People were astounded, of course, and went into an uproar. In the three months since Tilderly Davis had leaked her news to the populace of Calder Cove nobody had seen hide or hair of the book she'd bragged about. This put her into a - don't believe a word she says - category, which gave her even more reason to weep and whine.
And once more,Mr Riley became that eccentric old man.
Regardless he was duly buried in the town's cemetery, without ceremony and without mourners, for he did not have any relatives. Or none that anybody knew of.
A few days later a foreign-looking gentleman came into town and the goats were sold, and Nasty Ned was given away to another stranger. The geese magically disappeared and the chickens turned feral, running off to live in the bushes on the outer limits of the Cove. As a result the abandoned house fell silent, then into disrepair, and finally into ruins, leaving a large patch of lush garden and pasture to turn slowly into a dusty, brown bowl full of dirt and twiggy skeletons, which was to be expected.
What wasn't expected, however, was the fact, that after so many years of seeing the man himself with his horse and wagon, pull up outside the Log Cabin Shoppe on the first Monday of the month that he would actually be missed. Book or no book!
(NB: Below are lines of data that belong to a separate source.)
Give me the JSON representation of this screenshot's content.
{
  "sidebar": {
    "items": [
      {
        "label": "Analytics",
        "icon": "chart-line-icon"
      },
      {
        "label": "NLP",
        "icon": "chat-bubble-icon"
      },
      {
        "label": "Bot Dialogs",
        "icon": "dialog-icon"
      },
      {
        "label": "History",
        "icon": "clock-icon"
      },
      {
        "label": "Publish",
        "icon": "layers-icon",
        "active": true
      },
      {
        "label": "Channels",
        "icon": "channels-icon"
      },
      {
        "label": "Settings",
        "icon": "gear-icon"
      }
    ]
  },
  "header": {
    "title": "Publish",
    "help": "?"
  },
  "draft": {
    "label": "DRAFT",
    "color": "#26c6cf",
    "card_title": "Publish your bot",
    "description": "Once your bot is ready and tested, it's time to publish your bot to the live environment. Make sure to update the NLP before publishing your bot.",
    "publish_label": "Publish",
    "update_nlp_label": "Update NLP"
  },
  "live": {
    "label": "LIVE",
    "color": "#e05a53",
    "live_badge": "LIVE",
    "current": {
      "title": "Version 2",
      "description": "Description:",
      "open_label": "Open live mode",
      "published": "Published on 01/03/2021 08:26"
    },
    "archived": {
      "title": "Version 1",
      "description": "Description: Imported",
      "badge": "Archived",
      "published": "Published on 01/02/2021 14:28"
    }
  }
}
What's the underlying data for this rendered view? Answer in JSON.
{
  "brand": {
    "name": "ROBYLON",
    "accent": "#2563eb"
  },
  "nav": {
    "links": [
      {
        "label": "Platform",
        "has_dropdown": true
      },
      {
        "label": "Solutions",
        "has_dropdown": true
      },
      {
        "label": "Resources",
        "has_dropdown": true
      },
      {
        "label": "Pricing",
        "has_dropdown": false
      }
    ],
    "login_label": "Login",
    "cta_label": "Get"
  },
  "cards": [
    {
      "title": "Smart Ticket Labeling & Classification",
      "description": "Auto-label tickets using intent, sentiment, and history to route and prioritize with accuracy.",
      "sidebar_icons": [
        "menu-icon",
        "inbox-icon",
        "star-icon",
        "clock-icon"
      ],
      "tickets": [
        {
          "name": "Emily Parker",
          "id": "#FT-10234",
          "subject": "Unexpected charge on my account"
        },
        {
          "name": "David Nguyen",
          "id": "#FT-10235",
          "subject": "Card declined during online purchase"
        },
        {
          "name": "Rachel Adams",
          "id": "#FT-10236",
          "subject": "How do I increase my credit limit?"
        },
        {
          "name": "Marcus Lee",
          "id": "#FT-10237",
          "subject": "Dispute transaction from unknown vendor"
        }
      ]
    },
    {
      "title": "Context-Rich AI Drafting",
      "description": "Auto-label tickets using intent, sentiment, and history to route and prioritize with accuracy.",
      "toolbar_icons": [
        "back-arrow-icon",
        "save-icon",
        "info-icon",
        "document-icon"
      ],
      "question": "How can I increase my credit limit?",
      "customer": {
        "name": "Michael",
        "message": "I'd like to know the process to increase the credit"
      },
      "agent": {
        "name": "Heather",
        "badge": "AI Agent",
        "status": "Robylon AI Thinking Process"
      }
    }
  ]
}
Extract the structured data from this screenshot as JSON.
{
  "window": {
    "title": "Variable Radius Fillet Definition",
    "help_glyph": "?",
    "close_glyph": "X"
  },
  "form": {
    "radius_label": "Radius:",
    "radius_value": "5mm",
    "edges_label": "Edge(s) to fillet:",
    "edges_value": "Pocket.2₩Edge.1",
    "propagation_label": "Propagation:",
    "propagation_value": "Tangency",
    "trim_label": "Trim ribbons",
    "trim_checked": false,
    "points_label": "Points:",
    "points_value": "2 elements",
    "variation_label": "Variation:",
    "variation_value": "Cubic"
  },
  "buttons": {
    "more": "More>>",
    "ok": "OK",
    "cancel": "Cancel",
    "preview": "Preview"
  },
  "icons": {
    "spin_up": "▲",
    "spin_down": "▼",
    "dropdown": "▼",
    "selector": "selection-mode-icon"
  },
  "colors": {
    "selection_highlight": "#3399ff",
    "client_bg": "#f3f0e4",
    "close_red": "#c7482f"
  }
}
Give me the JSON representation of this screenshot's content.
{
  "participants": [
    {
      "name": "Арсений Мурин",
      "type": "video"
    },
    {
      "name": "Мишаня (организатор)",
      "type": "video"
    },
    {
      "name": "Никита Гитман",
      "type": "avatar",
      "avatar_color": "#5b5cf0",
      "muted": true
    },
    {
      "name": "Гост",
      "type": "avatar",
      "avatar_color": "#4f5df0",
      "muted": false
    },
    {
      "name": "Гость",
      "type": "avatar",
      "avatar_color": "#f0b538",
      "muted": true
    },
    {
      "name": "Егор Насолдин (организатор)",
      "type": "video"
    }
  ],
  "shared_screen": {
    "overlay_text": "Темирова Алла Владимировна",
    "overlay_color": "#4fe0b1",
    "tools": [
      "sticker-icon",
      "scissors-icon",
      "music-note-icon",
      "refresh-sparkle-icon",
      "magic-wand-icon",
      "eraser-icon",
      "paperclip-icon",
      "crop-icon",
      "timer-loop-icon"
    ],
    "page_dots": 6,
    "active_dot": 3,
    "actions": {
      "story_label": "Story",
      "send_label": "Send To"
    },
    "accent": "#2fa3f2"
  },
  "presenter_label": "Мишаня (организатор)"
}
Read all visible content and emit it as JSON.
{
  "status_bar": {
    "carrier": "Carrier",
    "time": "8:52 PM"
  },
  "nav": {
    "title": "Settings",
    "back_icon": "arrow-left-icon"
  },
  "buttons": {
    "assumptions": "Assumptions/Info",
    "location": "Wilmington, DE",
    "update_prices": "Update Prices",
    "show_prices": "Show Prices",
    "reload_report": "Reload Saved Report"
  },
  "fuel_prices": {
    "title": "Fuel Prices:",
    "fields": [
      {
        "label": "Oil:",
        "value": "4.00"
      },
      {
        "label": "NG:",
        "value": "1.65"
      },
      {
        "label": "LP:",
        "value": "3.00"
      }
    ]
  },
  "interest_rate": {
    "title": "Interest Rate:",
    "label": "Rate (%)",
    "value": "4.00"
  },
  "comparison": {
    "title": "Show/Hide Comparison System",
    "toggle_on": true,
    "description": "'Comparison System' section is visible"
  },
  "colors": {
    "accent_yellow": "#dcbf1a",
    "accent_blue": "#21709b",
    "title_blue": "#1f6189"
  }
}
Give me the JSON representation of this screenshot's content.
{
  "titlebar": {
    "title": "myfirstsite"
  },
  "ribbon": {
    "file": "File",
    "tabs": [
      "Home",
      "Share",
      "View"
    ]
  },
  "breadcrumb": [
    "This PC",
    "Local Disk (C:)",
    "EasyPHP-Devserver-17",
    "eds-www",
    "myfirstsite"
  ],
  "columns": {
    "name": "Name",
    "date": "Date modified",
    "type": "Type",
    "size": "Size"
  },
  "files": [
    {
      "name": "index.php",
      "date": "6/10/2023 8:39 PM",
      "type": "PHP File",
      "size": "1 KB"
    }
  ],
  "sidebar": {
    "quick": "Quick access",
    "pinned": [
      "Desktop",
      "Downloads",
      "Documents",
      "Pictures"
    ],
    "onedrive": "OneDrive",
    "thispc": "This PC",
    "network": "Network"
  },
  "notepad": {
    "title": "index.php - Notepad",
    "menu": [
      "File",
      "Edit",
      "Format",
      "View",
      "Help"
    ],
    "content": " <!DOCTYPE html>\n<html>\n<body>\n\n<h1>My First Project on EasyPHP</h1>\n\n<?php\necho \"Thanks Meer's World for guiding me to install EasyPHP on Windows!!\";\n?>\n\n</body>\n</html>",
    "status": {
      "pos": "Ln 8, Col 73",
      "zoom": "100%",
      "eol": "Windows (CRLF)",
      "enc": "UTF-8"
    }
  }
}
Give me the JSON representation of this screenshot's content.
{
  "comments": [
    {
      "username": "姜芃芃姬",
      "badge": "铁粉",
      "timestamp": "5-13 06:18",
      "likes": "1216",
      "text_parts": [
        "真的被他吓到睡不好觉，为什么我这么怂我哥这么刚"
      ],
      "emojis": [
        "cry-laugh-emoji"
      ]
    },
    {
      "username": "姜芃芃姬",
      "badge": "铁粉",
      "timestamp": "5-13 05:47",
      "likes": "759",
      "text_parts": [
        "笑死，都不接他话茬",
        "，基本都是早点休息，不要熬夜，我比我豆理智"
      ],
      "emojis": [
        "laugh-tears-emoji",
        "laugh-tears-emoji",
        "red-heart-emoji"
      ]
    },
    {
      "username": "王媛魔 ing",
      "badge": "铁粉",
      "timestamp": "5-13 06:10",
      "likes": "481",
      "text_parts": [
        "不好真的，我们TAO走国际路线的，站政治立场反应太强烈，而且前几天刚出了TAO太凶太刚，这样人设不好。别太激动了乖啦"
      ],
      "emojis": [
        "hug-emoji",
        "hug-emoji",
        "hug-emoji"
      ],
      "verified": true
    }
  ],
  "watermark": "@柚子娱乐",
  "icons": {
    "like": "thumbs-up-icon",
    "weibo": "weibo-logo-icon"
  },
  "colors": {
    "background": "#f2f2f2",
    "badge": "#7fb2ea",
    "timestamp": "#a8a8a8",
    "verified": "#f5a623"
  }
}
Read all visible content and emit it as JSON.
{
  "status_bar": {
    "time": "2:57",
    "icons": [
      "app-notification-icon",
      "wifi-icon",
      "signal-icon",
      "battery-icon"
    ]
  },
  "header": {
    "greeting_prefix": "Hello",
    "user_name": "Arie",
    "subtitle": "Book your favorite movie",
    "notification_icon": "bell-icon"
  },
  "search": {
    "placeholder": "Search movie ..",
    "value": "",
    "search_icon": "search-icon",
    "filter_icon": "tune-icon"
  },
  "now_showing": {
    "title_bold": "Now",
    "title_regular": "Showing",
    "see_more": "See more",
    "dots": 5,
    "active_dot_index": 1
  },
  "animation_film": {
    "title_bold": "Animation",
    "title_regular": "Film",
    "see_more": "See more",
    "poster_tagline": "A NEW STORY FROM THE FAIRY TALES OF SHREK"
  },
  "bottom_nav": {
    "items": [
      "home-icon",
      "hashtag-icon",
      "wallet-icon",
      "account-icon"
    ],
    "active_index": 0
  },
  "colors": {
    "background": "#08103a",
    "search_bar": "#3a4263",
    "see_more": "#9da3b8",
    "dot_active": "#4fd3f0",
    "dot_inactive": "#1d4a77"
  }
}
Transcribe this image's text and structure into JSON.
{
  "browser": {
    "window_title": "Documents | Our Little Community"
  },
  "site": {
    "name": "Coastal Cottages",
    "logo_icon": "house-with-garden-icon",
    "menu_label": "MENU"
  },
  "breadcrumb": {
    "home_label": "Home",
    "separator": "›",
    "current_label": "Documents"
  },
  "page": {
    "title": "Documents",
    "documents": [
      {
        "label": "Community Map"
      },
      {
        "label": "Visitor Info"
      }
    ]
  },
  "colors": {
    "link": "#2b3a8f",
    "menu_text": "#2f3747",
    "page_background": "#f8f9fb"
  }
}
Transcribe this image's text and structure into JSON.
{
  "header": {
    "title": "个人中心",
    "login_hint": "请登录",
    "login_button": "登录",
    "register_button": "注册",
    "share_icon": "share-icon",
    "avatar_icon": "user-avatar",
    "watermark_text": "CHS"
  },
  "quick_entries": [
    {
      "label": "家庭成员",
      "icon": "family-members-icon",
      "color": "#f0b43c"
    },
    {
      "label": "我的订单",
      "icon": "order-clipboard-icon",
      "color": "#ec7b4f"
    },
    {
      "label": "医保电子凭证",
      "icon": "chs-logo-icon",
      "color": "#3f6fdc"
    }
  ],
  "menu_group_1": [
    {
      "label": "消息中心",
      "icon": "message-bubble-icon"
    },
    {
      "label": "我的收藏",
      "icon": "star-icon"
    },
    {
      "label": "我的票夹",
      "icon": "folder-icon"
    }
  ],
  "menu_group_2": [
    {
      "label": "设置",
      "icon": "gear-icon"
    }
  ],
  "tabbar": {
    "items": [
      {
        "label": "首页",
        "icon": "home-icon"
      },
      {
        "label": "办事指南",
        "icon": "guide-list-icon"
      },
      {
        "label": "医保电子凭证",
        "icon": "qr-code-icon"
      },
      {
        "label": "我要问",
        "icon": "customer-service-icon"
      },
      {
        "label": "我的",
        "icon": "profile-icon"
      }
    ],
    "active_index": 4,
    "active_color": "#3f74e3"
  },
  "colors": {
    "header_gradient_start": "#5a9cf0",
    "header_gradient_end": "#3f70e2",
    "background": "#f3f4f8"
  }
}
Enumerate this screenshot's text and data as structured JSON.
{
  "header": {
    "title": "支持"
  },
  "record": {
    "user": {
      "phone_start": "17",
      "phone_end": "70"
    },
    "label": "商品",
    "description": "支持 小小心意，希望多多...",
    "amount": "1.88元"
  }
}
Amazingly people had worked around this event. Small children had been bought an ice cream and left to sit quietly on the village triangle, while their mums selected meat and vegetables for their evening meal. Shopkeepers and business men had set their watches by him, for Mr Riley had been very punctual. The postman had never failed to put a bucket of water out for Ned to drink on hot days. And the street-sweeper had left that part of town until last just in case ... Ned left his mark.
Anyway, with the old man's death, a long tradition came to an abrupt halt and people were at a loss for many months, for the expiration of Mr Riley left a hole in everybody's first Monday.
Fortunately, though, with time and the natural way of the world, all thing heal and folk eventually got on with their lives, pretending that Mr Riley never existed, his history slipping slowly into the dust of ages.
After several weeks he was quickly resurrected when out of the blue rumours began to circulate that maybe he'd left his fabled writings under the floorboards of his house. It was a great manuscript that would be found, and this manuscript would bring a fountain of wealth into the lucky finder's life. So for many nights following this rumour, there were some strange sounds coming from the ruins of Mr Riley's place, with large piles of dirt found lying about like abandoned mud-pies the following day. But nothing was ever found.
Once again Mr Riley was consigned to the far corners of everybody's memory.
And then, many, many, many months down the track the 'happening' happened.
Or began to happen!